Adam Kriney is a great believer in synchronicity. Early in 2013, the singer/drummer found himself having dinner in Brooklyn with visiting Helsinki quartet Beastmilk. “I didn’t know them at all,” he explains, “but we got talking and I played them a song from my new band. Mat [McNerney] from Beastmilk thought it was amazing and told his label, Svart, about us. A few weeks later they got in touch and signed us up.”
The ‘us’ he refers to are the Golden Grass, a seismic power trio whose self-titled debut borrows from the heady dawn of rock’s classic era. Comprising Kriney, guitarist/vocalist Michael Rafalowich and bass player Joe Noval, they play a glorious rumble of psychedelic boogie and stoner grooves. Yet while they may look the part, they’re by no means retro. Instead, the Golden Grass invest their cusp-of-the-70s choogle with sunshine vibes and the flashing energy of punk.
In fact, Kriney says the original idea was “to write very short, Rubble/Nuggets kind of songs, and not end up in this heavy southern rock thing.

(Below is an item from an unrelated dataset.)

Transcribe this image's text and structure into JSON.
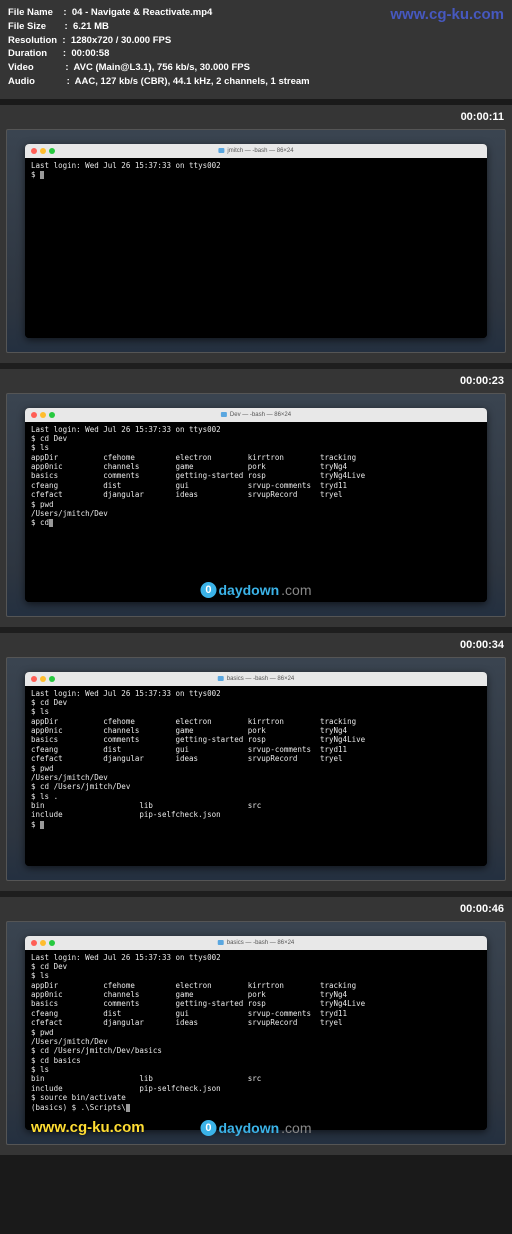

Early on we were always talking about The Move, the Pretty Things, The Action and the Small Faces.”
One of the key factors, it seems, was a two-year period that Kriney spent in a Grateful Dead covers band called Dead Tape. “The Dead were very progressive in the way they approached their arrangements and songwriting. And that’s something we’ve allowed to happen too. We actually write the most concise songs that we can, even if they are over 13 minutes long. We’re not being excessive by choice, we’re just trying to say what needs to be said and complete the story.”
The Golden Grass formed just last year, but all three members have pedigree. Kriney spent more than a decade in psych-prog band La Otracina and he’s toured as part of Nebula and Cult Of Youth. Rafalowich has hit the road with Tav Falco’s Panther Burns and was the leading light in blues-rock combo Strange Haze. The pair tried starting a band a few years back but the time just wasn’t right. It was only when Kriney returned from touring Europe in 2012 that the Golden Grass became a possibility. “There wasn’t a good vibe within La Otracina at the time,” he says, “so I decided to put it on the shelf.”
Instead, he headed to California to work on a pot farm while going through what amounted to an existential crisis. “The good thing is that I relistened to those old rehearsal tapes I’d made with Michael while I was out there. And I met this guy from a fairly well-known indie band on the farm. We bonded and I basically took everything that he told me and put it into use with this band.
“I keep coming back to the idea of synchronicity. If you’re paying attention, you’ll pick up all the clues and figure out the next step. Now there’s no looking back.”
The Golden Grass is out now via Svart.
This feature was published in Classic Rock issue 201_. _